nouvelle salon

I have been thinking lately about thinking and philosophy and what we are all talking to one another about. I have the habit of delving into biography when my own life is out of balance. This goes one of two ways: I return to my own existence, grateful for the sacredness of the ordinary; or I return with a new found sense of purpose and commitment to reach higher. There is a serendipitous quality to the lives I choose to visit, usually the first book I happen to see on the library shelf. This time it was a book entitled "Margaret Mead, A Life" by Jane Howard. My mom sent it to me. Margaret Mead is famous for being one of the first renowned female anthropologists, although this offended her as she considered herself to be a hell of good anthropologist, period. She was married to Gregory Bateson who did groundbreaking work on schizophrenia and family therapy and she was a prolific author. She had one daughter, Mary Catherine Bateson who went on to become an anthropologist, author, and dean of Amherst College, to name a few of her accomplishments. Sometimes after I finish a biography, I quickly search out another one to get a more complete picture.
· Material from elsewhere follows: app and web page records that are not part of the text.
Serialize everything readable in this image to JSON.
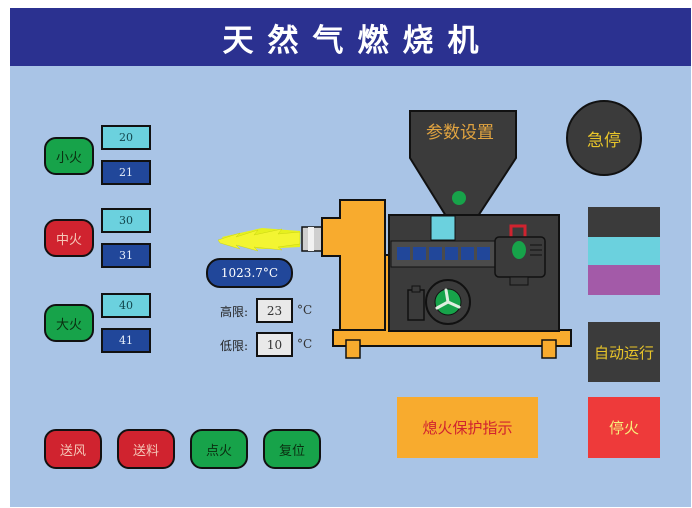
{
  "header": {
    "title": "天然气燃烧机"
  },
  "fire_levels": [
    {
      "label": "小火",
      "color": "green",
      "upper": "20",
      "lower": "21"
    },
    {
      "label": "中火",
      "color": "red",
      "upper": "30",
      "lower": "31"
    },
    {
      "label": "大火",
      "color": "green",
      "upper": "40",
      "lower": "41"
    }
  ],
  "controls": [
    {
      "label": "送风",
      "color": "red"
    },
    {
      "label": "送料",
      "color": "red"
    },
    {
      "label": "点火",
      "color": "green"
    },
    {
      "label": "复位",
      "color": "green"
    }
  ],
  "temperature": {
    "value": "1023.7°C"
  },
  "limits": {
    "high_label": "高限:",
    "high_value": "23",
    "high_unit": "°C",
    "low_label": "低限:",
    "low_value": "10",
    "low_unit": "°C"
  },
  "machine": {
    "hopper_label": "参数设置"
  },
  "emergency_stop": {
    "label": "急停"
  },
  "status_lights": [
    {
      "name": "dark",
      "color": "#3b3b3b"
    },
    {
      "name": "cyan",
      "color": "#6bd1de"
    },
    {
      "name": "purple",
      "color": "#a35aa8"
    }
  ],
  "auto_run": {
    "label": "自动运行"
  },
  "flameout_indicator": {
    "label": "熄火保护指示"
  },
  "stop_fire": {
    "label": "停火"
  },
  "colors": {
    "header": "#2b3190",
    "panel": "#a9c4e6",
    "machine_body": "#f8ab2e",
    "machine_dark": "#3b3b3b"
  }
}
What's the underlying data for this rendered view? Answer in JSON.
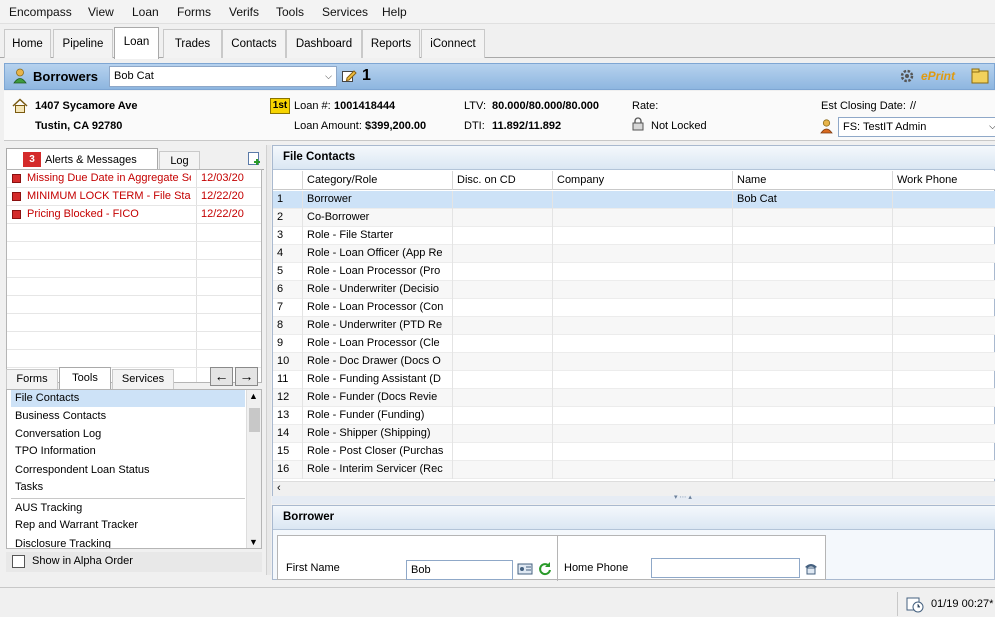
{
  "menu": [
    "Encompass",
    "View",
    "Loan",
    "Forms",
    "Verifs",
    "Tools",
    "Services",
    "Help"
  ],
  "tabs": [
    "Home",
    "Pipeline",
    "Loan",
    "Trades",
    "Contacts",
    "Dashboard",
    "Reports",
    "iConnect"
  ],
  "active_tab": "Loan",
  "borrowers_header": {
    "title": "Borrowers",
    "selected_borrower": "Bob Cat",
    "pair_number": "1",
    "eprint_label": "ePrint"
  },
  "summary": {
    "address_line1": "1407 Sycamore Ave",
    "address_line2": "Tustin, CA 92780",
    "lien_badge": "1st",
    "loan_number_label": "Loan #:",
    "loan_number": "1001418444",
    "loan_amount_label": "Loan Amount:",
    "loan_amount": "$399,200.00",
    "ltv_label": "LTV:",
    "ltv": "80.000/80.000/80.000",
    "dti_label": "DTI:",
    "dti": "11.892/11.892",
    "rate_label": "Rate:",
    "lock_status": "Not Locked",
    "closing_label": "Est Closing Date:",
    "closing_value": "//",
    "assignee": "FS: TestIT Admin"
  },
  "alerts": {
    "count": "3",
    "tab_alerts": "Alerts & Messages",
    "tab_log": "Log",
    "items": [
      {
        "text": "Missing Due Date in Aggregate Se",
        "date": "12/03/20"
      },
      {
        "text": "MINIMUM LOCK TERM - File Starte",
        "date": "12/22/20"
      },
      {
        "text": "Pricing Blocked - FICO",
        "date": "12/22/20"
      }
    ]
  },
  "tools": {
    "tabs": [
      "Forms",
      "Tools",
      "Services"
    ],
    "active": "Tools",
    "items": [
      "File Contacts",
      "Business Contacts",
      "Conversation Log",
      "TPO Information",
      "Correspondent Loan Status",
      "Tasks",
      "AUS Tracking",
      "Rep and Warrant Tracker",
      "Disclosure Tracking"
    ],
    "selected": "File Contacts",
    "alpha_label": "Show in Alpha Order"
  },
  "file_contacts": {
    "title": "File Contacts",
    "columns": [
      "Category/Role",
      "Disc. on CD",
      "Company",
      "Name",
      "Work Phone"
    ],
    "rows": [
      {
        "n": "1",
        "role": "Borrower",
        "name": "Bob Cat"
      },
      {
        "n": "2",
        "role": "Co-Borrower",
        "name": ""
      },
      {
        "n": "3",
        "role": "Role - File Starter",
        "name": ""
      },
      {
        "n": "4",
        "role": "Role - Loan Officer (App Re",
        "name": ""
      },
      {
        "n": "5",
        "role": "Role - Loan Processor (Pro",
        "name": ""
      },
      {
        "n": "6",
        "role": "Role - Underwriter (Decisio",
        "name": ""
      },
      {
        "n": "7",
        "role": "Role - Loan Processor (Con",
        "name": ""
      },
      {
        "n": "8",
        "role": "Role - Underwriter (PTD Re",
        "name": ""
      },
      {
        "n": "9",
        "role": "Role - Loan Processor (Cle",
        "name": ""
      },
      {
        "n": "10",
        "role": "Role - Doc Drawer (Docs O",
        "name": ""
      },
      {
        "n": "11",
        "role": "Role - Funding Assistant (D",
        "name": ""
      },
      {
        "n": "12",
        "role": "Role - Funder (Docs Revie",
        "name": ""
      },
      {
        "n": "13",
        "role": "Role - Funder (Funding)",
        "name": ""
      },
      {
        "n": "14",
        "role": "Role - Shipper (Shipping)",
        "name": ""
      },
      {
        "n": "15",
        "role": "Role - Post Closer (Purchas",
        "name": ""
      },
      {
        "n": "16",
        "role": "Role - Interim Servicer (Rec",
        "name": ""
      }
    ]
  },
  "borrower_detail": {
    "title": "Borrower",
    "first_name_label": "First Name",
    "first_name_value": "Bob",
    "home_phone_label": "Home Phone",
    "home_phone_value": ""
  },
  "status_bar": {
    "timestamp": "01/19 00:27*"
  },
  "colors": {
    "header_blue": "#9fc2e7",
    "alert_red": "#c40000",
    "selection": "#cde2f7"
  }
}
Luckily, Mary Catherine wrote a memoir about both her parents that have quite a few juicy bits. I could talk about their liberated sexual views and the numerous marriages of both but the thing that I'm struck by and left with is how intellectually curious they all were. They were passionate about ideas.

Both Bateson and Mead loved conferences and the opportunity to come together and talk, not only about their ideas but the process of thinking about new theories. As anthropologists, they both knew intrinsically that they were part of the tableau. They lived in a time when one had to congregate to exchange energy. Now, we can type and goggle into the wee hours of the morning, always taking in but losing the process of layering my idea with yours until we create something bigger.
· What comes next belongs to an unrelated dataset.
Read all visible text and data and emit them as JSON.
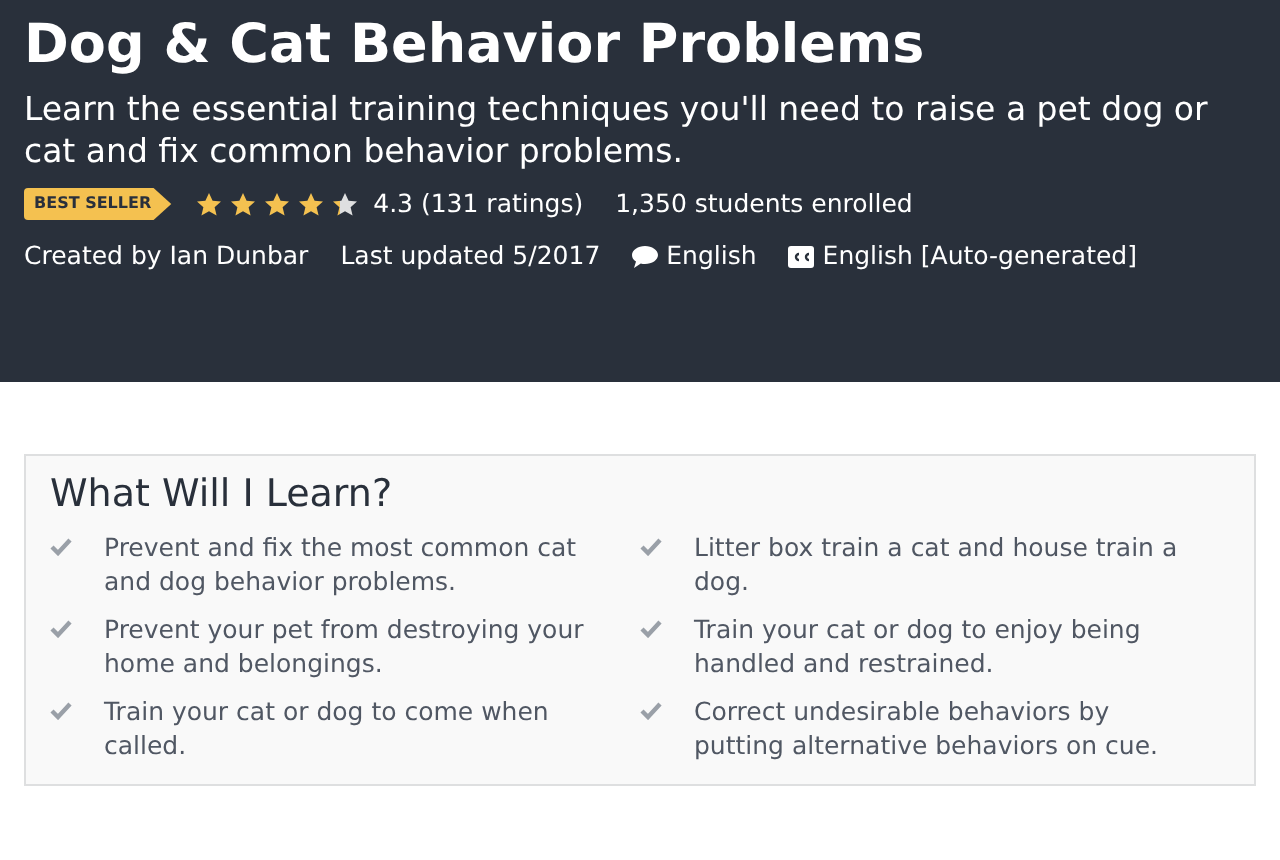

So, I think it is time to bring back the salon. A gathering of diverse folks who want to explore ideas. Jousting with one another until we hit upon the wisdom of our age. We can't rely on the massive amount of information we all have access will still be one dimensional. Margaret Mead called this process "multi-logues" and she wove together narratives from all over the world and fed herself in the process. I don't know what this will look like or where it will happen but I trust the spark that flew out of her narrative and landed in mine.


  1. And now the spark has landed from your narrative into mine.

  2. god-dam-it, you're absolutely right... you hit it on the head! Sort of the solution and the problem, this giant info blob that we find ourself in. I especially like your last line of the second paragraph.

    Later Sparkie...

  3. Can we knit at the salon? Two birds with one stone...:-)